- [Exercise requirements] From the first line to the last, copy the material exactly.

Listed entries section start

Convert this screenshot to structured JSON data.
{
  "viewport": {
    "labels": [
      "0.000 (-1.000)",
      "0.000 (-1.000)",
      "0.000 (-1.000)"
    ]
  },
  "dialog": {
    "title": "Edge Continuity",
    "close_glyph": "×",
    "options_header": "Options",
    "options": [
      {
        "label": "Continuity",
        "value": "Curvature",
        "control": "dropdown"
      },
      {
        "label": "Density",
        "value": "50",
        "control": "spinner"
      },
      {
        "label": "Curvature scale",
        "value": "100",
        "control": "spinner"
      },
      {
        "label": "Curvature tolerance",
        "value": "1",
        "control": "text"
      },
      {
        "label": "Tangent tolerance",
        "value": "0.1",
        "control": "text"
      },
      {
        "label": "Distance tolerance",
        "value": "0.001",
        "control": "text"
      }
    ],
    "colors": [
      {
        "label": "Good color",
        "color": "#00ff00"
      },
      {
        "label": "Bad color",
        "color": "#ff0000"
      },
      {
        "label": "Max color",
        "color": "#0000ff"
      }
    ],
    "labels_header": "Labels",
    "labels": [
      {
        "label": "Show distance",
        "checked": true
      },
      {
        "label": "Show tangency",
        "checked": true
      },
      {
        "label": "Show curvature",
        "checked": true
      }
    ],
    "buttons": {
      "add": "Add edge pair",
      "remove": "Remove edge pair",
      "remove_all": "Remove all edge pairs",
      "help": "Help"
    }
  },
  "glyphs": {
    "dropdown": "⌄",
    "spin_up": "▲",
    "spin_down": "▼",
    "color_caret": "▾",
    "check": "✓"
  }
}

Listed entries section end

- [Answer space]
Convert this screenshot to structured JSON data.
{
  "viewport": {
    "labels": [
      "0.000 (-1.000)",
      "0.000 (-1.000)",
      "0.000 (-1.000)"
    ]
  },
  "dialog": {
    "title": "Edge Continuity",
    "close_glyph": "×",
    "options_header": "Options",
    "options": [
      {
        "label": "Continuity",
        "value": "Curvature",
        "control": "dropdown"
      },
      {
        "label": "Density",
        "value": "50",
        "control": "spinner"
      },
      {
        "label": "Curvature scale",
        "value": "100",
        "control": "spinner"
      },
      {
        "label": "Curvature tolerance",
        "value": "1",
        "control": "text"
      },
      {
        "label": "Tangent tolerance",
        "value": "0.1",
        "control": "text"
      },
      {
        "label": "Distance tolerance",
        "value": "0.001",
        "control": "text"
      }
    ],
    "colors": [
      {
        "label": "Good color",
        "color": "#00ff00"
      },
      {
        "label": "Bad color",
        "color": "#ff0000"
      },
      {
        "label": "Max color",
        "color": "#0000ff"
      }
    ],
    "labels_header": "Labels",
    "labels": [
      {
        "label": "Show distance",
        "checked": true
      },
      {
        "label": "Show tangency",
        "checked": true
      },
      {
        "label": "Show curvature",
        "checked": true
      }
    ],
    "buttons": {
      "add": "Add edge pair",
      "remove": "Remove edge pair",
      "remove_all": "Remove all edge pairs",
      "help": "Help"
    }
  },
  "glyphs": {
    "dropdown": "⌄",
    "spin_up": "▲",
    "spin_down": "▼",
    "color_caret": "▾",
    "check": "✓"
  }
}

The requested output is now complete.